=== TASK ITEM ===
The entries must be repeated verbatim, and their images left out.

[Page and application data records]
>>>>>
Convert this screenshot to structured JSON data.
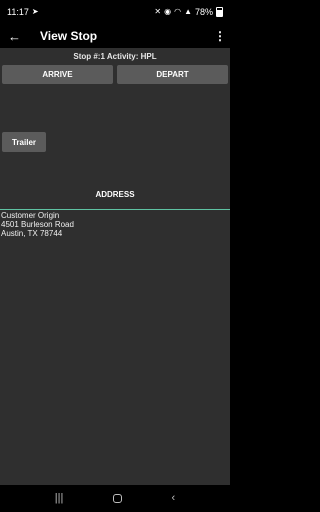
{
  "status_bar": {
    "time": "11:17",
    "battery": "78%",
    "icons": [
      "send-icon",
      "mute-icon",
      "location-icon",
      "wifi-icon",
      "signal-icon",
      "battery-icon"
    ]
  },
  "app_bar": {
    "title": "View Stop",
    "back_icon": "arrow-left-icon",
    "menu_icon": "more-vert-icon"
  },
  "stop": {
    "info": "Stop #:1 Activity: HPL"
  },
  "buttons": {
    "arrive": "ARRIVE",
    "depart": "DEPART",
    "trailer": "Trailer"
  },
  "address": {
    "heading": "ADDRESS",
    "lines": [
      "Customer Origin",
      "4501 Burleson Road",
      "Austin, TX 78744"
    ]
  },
  "colors": {
    "accent_divider": "#5fc3a3",
    "button_bg": "#5b5b5b",
    "content_bg": "#2f2f2f"
  },
  "nav_bar": {
    "icons": [
      "recents-icon",
      "home-icon",
      "back-nav-icon"
    ]
  }
}
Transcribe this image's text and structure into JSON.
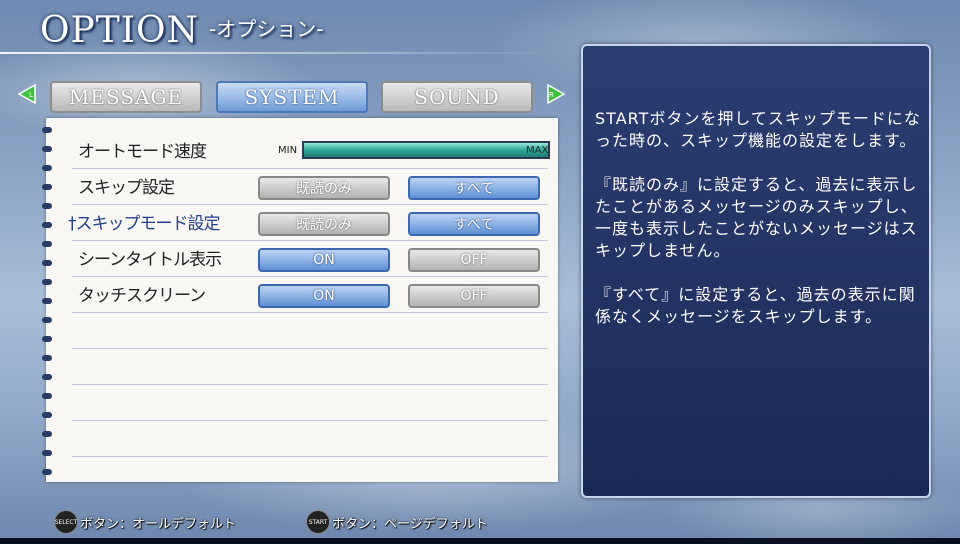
{
  "header": {
    "title": "OPTION",
    "subtitle": "-オプション-"
  },
  "tabs": [
    "MESSAGE",
    "SYSTEM",
    "SOUND"
  ],
  "active_tab": "SYSTEM",
  "settings": {
    "auto_speed": {
      "label": "オートモード速度",
      "min_label": "MIN",
      "max_label": "MAX",
      "value": 1.0
    },
    "skip": {
      "label": "スキップ設定",
      "options": [
        "既読のみ",
        "すべて"
      ],
      "selected": "すべて"
    },
    "skip_mode": {
      "label": "†スキップモード設定",
      "options": [
        "既読のみ",
        "すべて"
      ],
      "selected": "すべて"
    },
    "scene_title": {
      "label": "シーンタイトル表示",
      "options": [
        "ON",
        "OFF"
      ],
      "selected": "ON"
    },
    "touchscreen": {
      "label": "タッチスクリーン",
      "options": [
        "ON",
        "OFF"
      ],
      "selected": "ON"
    }
  },
  "help": {
    "text": "STARTボタンを押してスキップモードになった時の、スキップ機能の設定をします。\n\n『既読のみ』に設定すると、過去に表示したことがあるメッセージのみスキップし、一度も表示したことがないメッセージはスキップしません。\n\n『すべて』に設定すると、過去の表示に関係なくメッセージをスキップします。"
  },
  "footer": {
    "select_icon": "SELECT",
    "select_text": "ボタン：オールデフォルト",
    "start_icon": "START",
    "start_text": "ボタン：ページデフォルト"
  },
  "colors": {
    "accent_selected": "#5f90d6",
    "panel_bg": "#1c2a55",
    "slider_fill": "#2ea898"
  }
}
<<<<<
=== RESPONSE ===
Convert this screenshot to structured JSON data.
{
  "status_bar": {
    "time": "11:17",
    "battery": "78%",
    "icons": [
      "send-icon",
      "mute-icon",
      "location-icon",
      "wifi-icon",
      "signal-icon",
      "battery-icon"
    ]
  },
  "app_bar": {
    "title": "View Stop",
    "back_icon": "arrow-left-icon",
    "menu_icon": "more-vert-icon"
  },
  "stop": {
    "info": "Stop #:1 Activity: HPL"
  },
  "buttons": {
    "arrive": "ARRIVE",
    "depart": "DEPART",
    "trailer": "Trailer"
  },
  "address": {
    "heading": "ADDRESS",
    "lines": [
      "Customer Origin",
      "4501 Burleson Road",
      "Austin, TX 78744"
    ]
  },
  "colors": {
    "accent_divider": "#5fc3a3",
    "button_bg": "#5b5b5b",
    "content_bg": "#2f2f2f"
  },
  "nav_bar": {
    "icons": [
      "recents-icon",
      "home-icon",
      "back-nav-icon"
    ]
  }
}
Transcribe this image's text and structure into JSON.
{
  "header": {
    "title": "OPTION",
    "subtitle": "-オプション-"
  },
  "tabs": [
    "MESSAGE",
    "SYSTEM",
    "SOUND"
  ],
  "active_tab": "SYSTEM",
  "settings": {
    "auto_speed": {
      "label": "オートモード速度",
      "min_label": "MIN",
      "max_label": "MAX",
      "value": 1.0
    },
    "skip": {
      "label": "スキップ設定",
      "options": [
        "既読のみ",
        "すべて"
      ],
      "selected": "すべて"
    },
    "skip_mode": {
      "label": "†スキップモード設定",
      "options": [
        "既読のみ",
        "すべて"
      ],
      "selected": "すべて"
    },
    "scene_title": {
      "label": "シーンタイトル表示",
      "options": [
        "ON",
        "OFF"
      ],
      "selected": "ON"
    },
    "touchscreen": {
      "label": "タッチスクリーン",
      "options": [
        "ON",
        "OFF"
      ],
      "selected": "ON"
    }
  },
  "help": {
    "text": "STARTボタンを押してスキップモードになった時の、スキップ機能の設定をします。\n\n『既読のみ』に設定すると、過去に表示したことがあるメッセージのみスキップし、一度も表示したことがないメッセージはスキップしません。\n\n『すべて』に設定すると、過去の表示に関係なくメッセージをスキップします。"
  },
  "footer": {
    "select_icon": "SELECT",
    "select_text": "ボタン：オールデフォルト",
    "start_icon": "START",
    "start_text": "ボタン：ページデフォルト"
  },
  "colors": {
    "accent_selected": "#5f90d6",
    "panel_bg": "#1c2a55",
    "slider_fill": "#2ea898"
  }
}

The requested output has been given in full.